Page and application data records
= = =

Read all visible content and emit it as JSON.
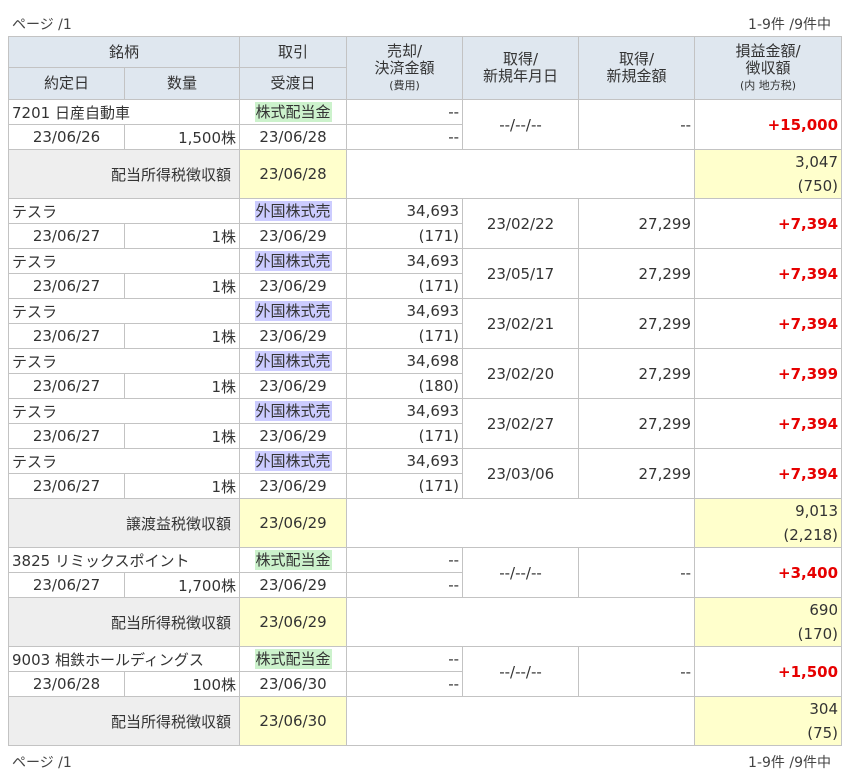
{
  "pager": {
    "page": "ページ /1",
    "count": "1-9件 /9件中"
  },
  "headers": {
    "meigara": "銘柄",
    "torihiki": "取引",
    "baikyaku_line1": "売却/",
    "baikyaku_line2": "決済金額",
    "baikyaku_line3": "(費用)",
    "shutoku_date_line1": "取得/",
    "shutoku_date_line2": "新規年月日",
    "shutoku_amt_line1": "取得/",
    "shutoku_amt_line2": "新規金額",
    "pl_line1": "損益金額/",
    "pl_line2": "徴収額",
    "pl_line3": "(内 地方税)",
    "yakujo": "約定日",
    "suryo": "数量",
    "ukewatashi": "受渡日"
  },
  "rows": [
    {
      "type": "trade",
      "name": "7201 日産自動車",
      "tag": "株式配当金",
      "tag_kind": "div",
      "sell": "--",
      "sell_fee": "--",
      "acq_date": "--/--/--",
      "acq_amt": "--",
      "pl": "+15,000",
      "contract_date": "23/06/26",
      "qty": "1,500株",
      "settle_date": "23/06/28"
    },
    {
      "type": "tax",
      "label": "配当所得税徴収額",
      "date": "23/06/28",
      "amount": "3,047",
      "local": "(750)"
    },
    {
      "type": "trade",
      "name": "テスラ",
      "tag": "外国株式売",
      "tag_kind": "fx",
      "sell": "34,693",
      "sell_fee": "(171)",
      "acq_date": "23/02/22",
      "acq_amt": "27,299",
      "pl": "+7,394",
      "contract_date": "23/06/27",
      "qty": "1株",
      "settle_date": "23/06/29"
    },
    {
      "type": "trade",
      "name": "テスラ",
      "tag": "外国株式売",
      "tag_kind": "fx",
      "sell": "34,693",
      "sell_fee": "(171)",
      "acq_date": "23/05/17",
      "acq_amt": "27,299",
      "pl": "+7,394",
      "contract_date": "23/06/27",
      "qty": "1株",
      "settle_date": "23/06/29"
    },
    {
      "type": "trade",
      "name": "テスラ",
      "tag": "外国株式売",
      "tag_kind": "fx",
      "sell": "34,693",
      "sell_fee": "(171)",
      "acq_date": "23/02/21",
      "acq_amt": "27,299",
      "pl": "+7,394",
      "contract_date": "23/06/27",
      "qty": "1株",
      "settle_date": "23/06/29"
    },
    {
      "type": "trade",
      "name": "テスラ",
      "tag": "外国株式売",
      "tag_kind": "fx",
      "sell": "34,698",
      "sell_fee": "(180)",
      "acq_date": "23/02/20",
      "acq_amt": "27,299",
      "pl": "+7,399",
      "contract_date": "23/06/27",
      "qty": "1株",
      "settle_date": "23/06/29"
    },
    {
      "type": "trade",
      "name": "テスラ",
      "tag": "外国株式売",
      "tag_kind": "fx",
      "sell": "34,693",
      "sell_fee": "(171)",
      "acq_date": "23/02/27",
      "acq_amt": "27,299",
      "pl": "+7,394",
      "contract_date": "23/06/27",
      "qty": "1株",
      "settle_date": "23/06/29"
    },
    {
      "type": "trade",
      "name": "テスラ",
      "tag": "外国株式売",
      "tag_kind": "fx",
      "sell": "34,693",
      "sell_fee": "(171)",
      "acq_date": "23/03/06",
      "acq_amt": "27,299",
      "pl": "+7,394",
      "contract_date": "23/06/27",
      "qty": "1株",
      "settle_date": "23/06/29"
    },
    {
      "type": "tax",
      "label": "譲渡益税徴収額",
      "date": "23/06/29",
      "amount": "9,013",
      "local": "(2,218)"
    },
    {
      "type": "trade",
      "name": "3825 リミックスポイント",
      "tag": "株式配当金",
      "tag_kind": "div",
      "sell": "--",
      "sell_fee": "--",
      "acq_date": "--/--/--",
      "acq_amt": "--",
      "pl": "+3,400",
      "contract_date": "23/06/27",
      "qty": "1,700株",
      "settle_date": "23/06/29"
    },
    {
      "type": "tax",
      "label": "配当所得税徴収額",
      "date": "23/06/29",
      "amount": "690",
      "local": "(170)"
    },
    {
      "type": "trade",
      "name": "9003 相鉄ホールディングス",
      "tag": "株式配当金",
      "tag_kind": "div",
      "sell": "--",
      "sell_fee": "--",
      "acq_date": "--/--/--",
      "acq_amt": "--",
      "pl": "+1,500",
      "contract_date": "23/06/28",
      "qty": "100株",
      "settle_date": "23/06/30"
    },
    {
      "type": "tax",
      "label": "配当所得税徴収額",
      "date": "23/06/30",
      "amount": "304",
      "local": "(75)"
    }
  ]
}
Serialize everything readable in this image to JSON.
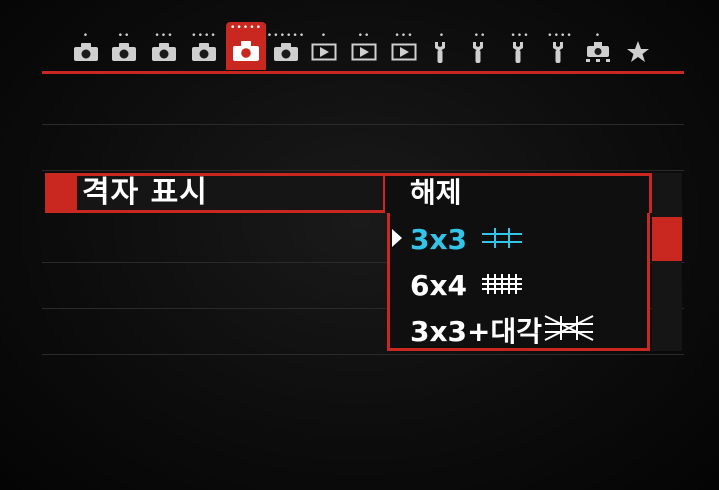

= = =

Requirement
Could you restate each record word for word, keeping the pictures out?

Exercise output
Read all visible content and emit it as JSON.
{
  "pager": {
    "page": "ページ /1",
    "count": "1-9件 /9件中"
  },
  "headers": {
    "meigara": "銘柄",
    "torihiki": "取引",
    "baikyaku_line1": "売却/",
    "baikyaku_line2": "決済金額",
    "baikyaku_line3": "(費用)",
    "shutoku_date_line1": "取得/",
    "shutoku_date_line2": "新規年月日",
    "shutoku_amt_line1": "取得/",
    "shutoku_amt_line2": "新規金額",
    "pl_line1": "損益金額/",
    "pl_line2": "徴収額",
    "pl_line3": "(内 地方税)",
    "yakujo": "約定日",
    "suryo": "数量",
    "ukewatashi": "受渡日"
  },
  "rows": [
    {
      "type": "trade",
      "name": "7201 日産自動車",
      "tag": "株式配当金",
      "tag_kind": "div",
      "sell": "--",
      "sell_fee": "--",
      "acq_date": "--/--/--",
      "acq_amt": "--",
      "pl": "+15,000",
      "contract_date": "23/06/26",
      "qty": "1,500株",
      "settle_date": "23/06/28"
    },
    {
      "type": "tax",
      "label": "配当所得税徴収額",
      "date": "23/06/28",
      "amount": "3,047",
      "local": "(750)"
    },
    {
      "type": "trade",
      "name": "テスラ",
      "tag": "外国株式売",
      "tag_kind": "fx",
      "sell": "34,693",
      "sell_fee": "(171)",
      "acq_date": "23/02/22",
      "acq_amt": "27,299",
      "pl": "+7,394",
      "contract_date": "23/06/27",
      "qty": "1株",
      "settle_date": "23/06/29"
    },
    {
      "type": "trade",
      "name": "テスラ",
      "tag": "外国株式売",
      "tag_kind": "fx",
      "sell": "34,693",
      "sell_fee": "(171)",
      "acq_date": "23/05/17",
      "acq_amt": "27,299",
      "pl": "+7,394",
      "contract_date": "23/06/27",
      "qty": "1株",
      "settle_date": "23/06/29"
    },
    {
      "type": "trade",
      "name": "テスラ",
      "tag": "外国株式売",
      "tag_kind": "fx",
      "sell": "34,693",
      "sell_fee": "(171)",
      "acq_date": "23/02/21",
      "acq_amt": "27,299",
      "pl": "+7,394",
      "contract_date": "23/06/27",
      "qty": "1株",
      "settle_date": "23/06/29"
    },
    {
      "type": "trade",
      "name": "テスラ",
      "tag": "外国株式売",
      "tag_kind": "fx",
      "sell": "34,698",
      "sell_fee": "(180)",
      "acq_date": "23/02/20",
      "acq_amt": "27,299",
      "pl": "+7,399",
      "contract_date": "23/06/27",
      "qty": "1株",
      "settle_date": "23/06/29"
    },
    {
      "type": "trade",
      "name": "テスラ",
      "tag": "外国株式売",
      "tag_kind": "fx",
      "sell": "34,693",
      "sell_fee": "(171)",
      "acq_date": "23/02/27",
      "acq_amt": "27,299",
      "pl": "+7,394",
      "contract_date": "23/06/27",
      "qty": "1株",
      "settle_date": "23/06/29"
    },
    {
      "type": "trade",
      "name": "テスラ",
      "tag": "外国株式売",
      "tag_kind": "fx",
      "sell": "34,693",
      "sell_fee": "(171)",
      "acq_date": "23/03/06",
      "acq_amt": "27,299",
      "pl": "+7,394",
      "contract_date": "23/06/27",
      "qty": "1株",
      "settle_date": "23/06/29"
    },
    {
      "type": "tax",
      "label": "譲渡益税徴収額",
      "date": "23/06/29",
      "amount": "9,013",
      "local": "(2,218)"
    },
    {
      "type": "trade",
      "name": "3825 リミックスポイント",
      "tag": "株式配当金",
      "tag_kind": "div",
      "sell": "--",
      "sell_fee": "--",
      "acq_date": "--/--/--",
      "acq_amt": "--",
      "pl": "+3,400",
      "contract_date": "23/06/27",
      "qty": "1,700株",
      "settle_date": "23/06/29"
    },
    {
      "type": "tax",
      "label": "配当所得税徴収額",
      "date": "23/06/29",
      "amount": "690",
      "local": "(170)"
    },
    {
      "type": "trade",
      "name": "9003 相鉄ホールディングス",
      "tag": "株式配当金",
      "tag_kind": "div",
      "sell": "--",
      "sell_fee": "--",
      "acq_date": "--/--/--",
      "acq_amt": "--",
      "pl": "+1,500",
      "contract_date": "23/06/28",
      "qty": "100株",
      "settle_date": "23/06/30"
    },
    {
      "type": "tax",
      "label": "配当所得税徴収額",
      "date": "23/06/30",
      "amount": "304",
      "local": "(75)"
    }
  ]
}
Serialize everything readable in this image to JSON.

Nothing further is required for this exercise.